Planting for an extended season of interest – silver, grey & purples
In spring it is very tempting to rush to the garden centre and load your trolley high with
beautiful flowering plants. You weed and dig enthusiastically so that for a few weeks your garden looks wonderful, but the flowers will finish their season of beauty and you are left with lots of green plants that may not perform for another 11 months. One solution to this is to select a range of plants that have different seasons of interest, so there is always something ‘strutting its stuff’. In addition, include plants that have foliage interest, or strong shapes, so interest continues, even if low key.
For this example, plants have been chosen in a soft colour palette using silver, grey, and
purples. The plants are suited to any area where there is plenty of sunshine and well drained soil.
Start with the rear of the site which in this example is backed by a fence or a wall. This could be planted with a quince, in this case white flowered Chaenomeles speciosa ‘Nivalis’ with flowers like apple blossom, appearing in March and April. Alternatively (or as well as, given room) the dainty mauve pink spring flowers of Clematis ‘Diamond Anniversary’ could be used.
It is always worth investing in a deep border where there is room as it is much easier to build up a display that is deeply satisfying. If you have a shallow border it is best to miss out the taller plants as they can literally look uncomfortable as they develop, as though they are falling out of bed.
At the back use vertical flowers like Delphiniums (which need slug protection), and include the giant 2.2 metre deep violet flowered Delphinium ‘Summerfield Oberon’, or the more compact Excalibur range that includes the one metre high Delphinium ‘Excalibur White’. Delphiniums are summer flowering and may give you a repeat in autumn if you deadhead promptly. The grand Acanthus spinosus has a stout pale purple spire during summer.
Shorter plants with a strong vertical line include the delicate grey-green foliage and blue-purple spires of Perovskia atriplicifolia ‘Blue Spire’ which is mid to late summer flowering but contributes a ghostly winter presence. The vivid purple of exotic Lobelia x speciosa ‘Hadspen Purple’ stands 0.7 metres high and flowers in late summer and autumn. Finally, try one of the silvered eryngium such as Eryngium bourgatii with its spiky-looking silver-blue flowers from midsummer.

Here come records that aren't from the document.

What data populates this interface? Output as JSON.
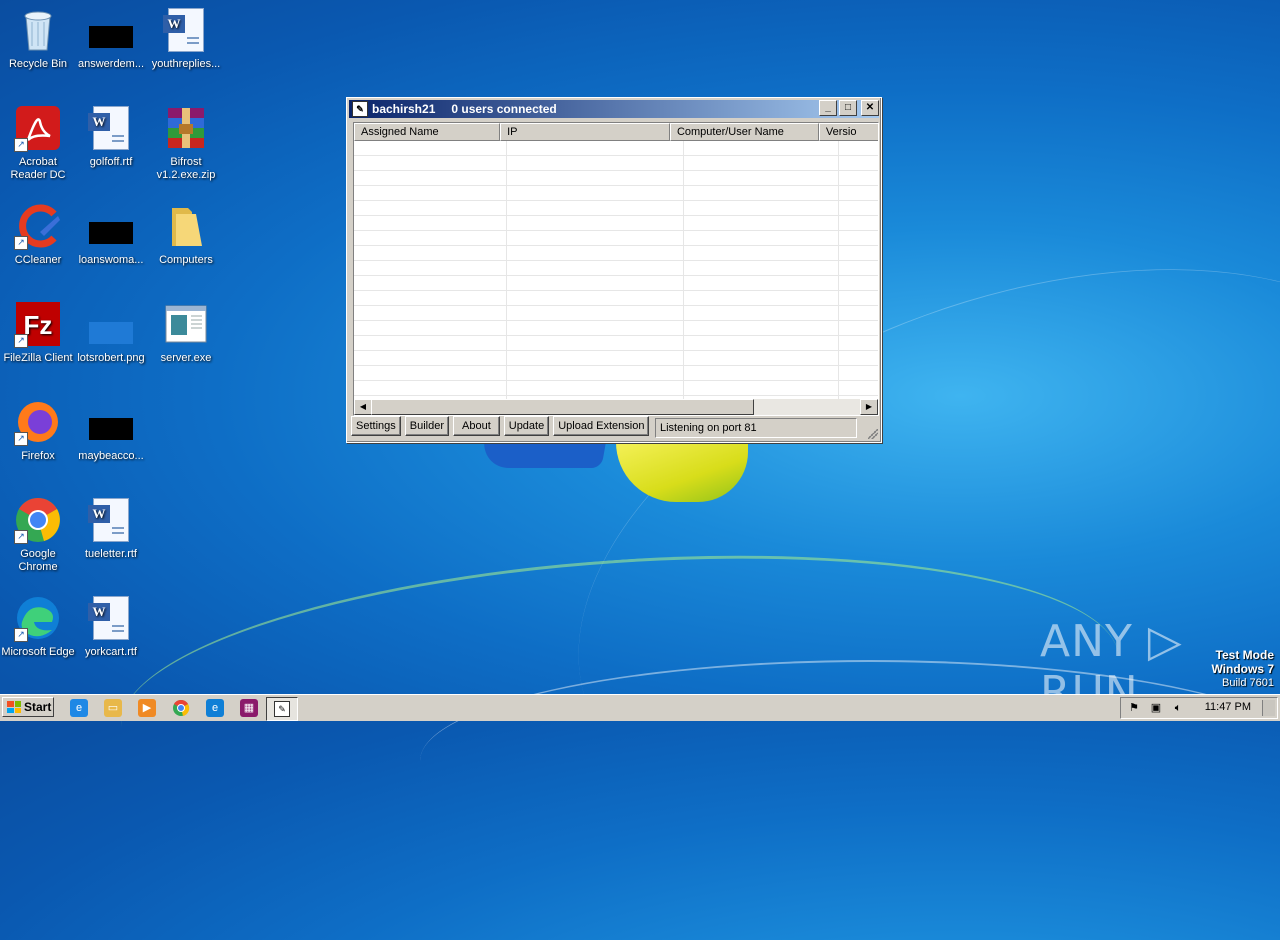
{
  "desktop": {
    "icons": [
      {
        "label": "Recycle Bin"
      },
      {
        "label": "answerdem..."
      },
      {
        "label": "youthreplies..."
      },
      {
        "label": "Acrobat Reader DC"
      },
      {
        "label": "golfoff.rtf"
      },
      {
        "label": "Bifrost v1.2.exe.zip"
      },
      {
        "label": "CCleaner"
      },
      {
        "label": "loanswoma..."
      },
      {
        "label": "Computers"
      },
      {
        "label": "FileZilla Client"
      },
      {
        "label": "lotsrobert.png"
      },
      {
        "label": "server.exe"
      },
      {
        "label": "Firefox"
      },
      {
        "label": "maybeacco..."
      },
      {
        "label": "Google Chrome"
      },
      {
        "label": "tueletter.rtf"
      },
      {
        "label": "Microsoft Edge"
      },
      {
        "label": "yorkcart.rtf"
      }
    ]
  },
  "window": {
    "title": "bachirsh21",
    "subtitle": "0 users connected",
    "controls": {
      "minimize": "_",
      "maximize": "□",
      "close": "✕"
    },
    "columns": [
      "Assigned Name",
      "IP",
      "Computer/User Name",
      "Versio"
    ],
    "buttons": {
      "settings": "Settings",
      "builder": "Builder",
      "about": "About",
      "update": "Update",
      "upload_extension": "Upload Extension"
    },
    "status": "Listening on port 81"
  },
  "watermark": {
    "brand": "ANY ▷ RUN",
    "mode": "Test Mode",
    "os": "Windows 7",
    "build": "Build 7601"
  },
  "taskbar": {
    "start_label": "Start",
    "clock": "11:47 PM"
  }
}
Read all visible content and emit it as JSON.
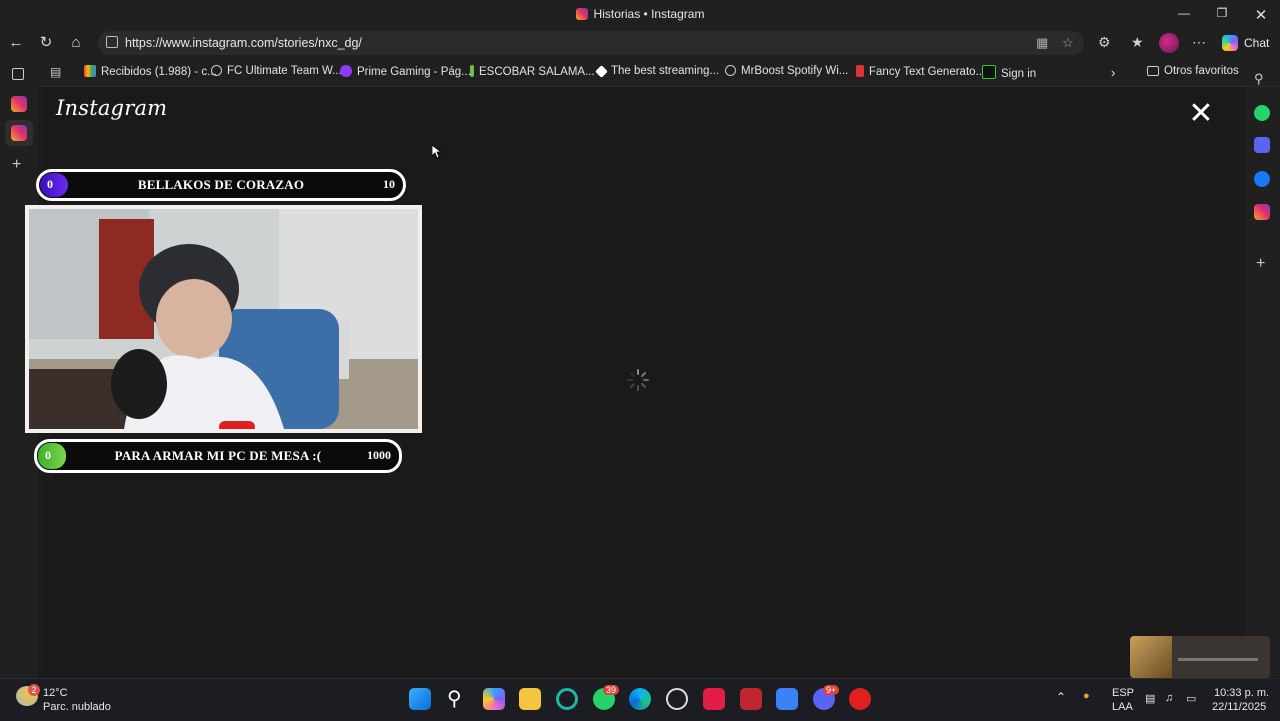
{
  "window": {
    "title": "Historias • Instagram"
  },
  "nav": {
    "url": "https://www.instagram.com/stories/nxc_dg/",
    "chat_label": "Chat"
  },
  "bookmarks": {
    "items": [
      {
        "label": "Recibidos (1.988) - c..."
      },
      {
        "label": "FC Ultimate Team W..."
      },
      {
        "label": "Prime Gaming - Pág..."
      },
      {
        "label": "ESCOBAR SALAMA..."
      },
      {
        "label": "The best streaming..."
      },
      {
        "label": "MrBoost Spotify Wi..."
      },
      {
        "label": "Fancy Text Generato..."
      },
      {
        "label": "Sign in"
      }
    ],
    "other_favorites": "Otros favoritos"
  },
  "story": {
    "brand": "Instagram",
    "goal_top": {
      "start": "0",
      "label": "BELLAKOS DE CORAZAO",
      "end": "10",
      "progress": 0.0
    },
    "goal_bottom": {
      "start": "0",
      "label": "PARA ARMAR MI PC DE MESA :(",
      "end": "1000",
      "progress": 0.0
    }
  },
  "taskbar": {
    "weather_temp": "12°C",
    "weather_desc": "Parc. nublado",
    "weather_badge": "2",
    "whatsapp_badge": "39",
    "discord_badge": "9+",
    "lang_top": "ESP",
    "lang_bottom": "LAA",
    "time": "10:33 p. m.",
    "date": "22/11/2025"
  },
  "colors": {
    "goal_top_accent": "#5b1fd6",
    "goal_bottom_accent": "#5ecb3a",
    "accent_red": "#e0201f"
  }
}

Mounding plants make a good mid-to-front row. The small shrub Pittosporum tenuifolium ‘Tom Thumb’ has purple foliage, lime green in spring, which is appealing in winter. Delicate grey-violet flowered Geranium pratense ‘Mrs Kendall Clarke’, summer flowering, or the rose purple blooms of small and spreading Geranium ‘Dilys’, which flowers in late summer. Small, spreading Polemonium ‘Lambrook Mauve’ is good in spring and early summer.
Flat heads look good. Try sedums including Sedum spectabile ‘Iceberg’ with late summer flowers. The flat brown heads can be left all winter to combine with the contrasting shapes of the Perovskia and Pittosporum.
Finally, plant bulbs – tall round-headed alliums to poke through lower plants such as 1 metre high Allium hollandicum ‘Purple Sensation’ in early summer. Plant crocus in the spaces for early spring and include tulips, planted deep that will reappear each spring for many years.
You may not be able to buy all these plants at the same time. Many are only for sale when they come into season. But it is easy to move most herbaceous plants around (except Acanthus which doesn’t like to be moved) if you are unhappy with the arrangements. That is part of the joy of gardening!
Susan A. Tindall
The details and care instructions for all of the plants mentioned are available in our Garden For Pleasure plant finder.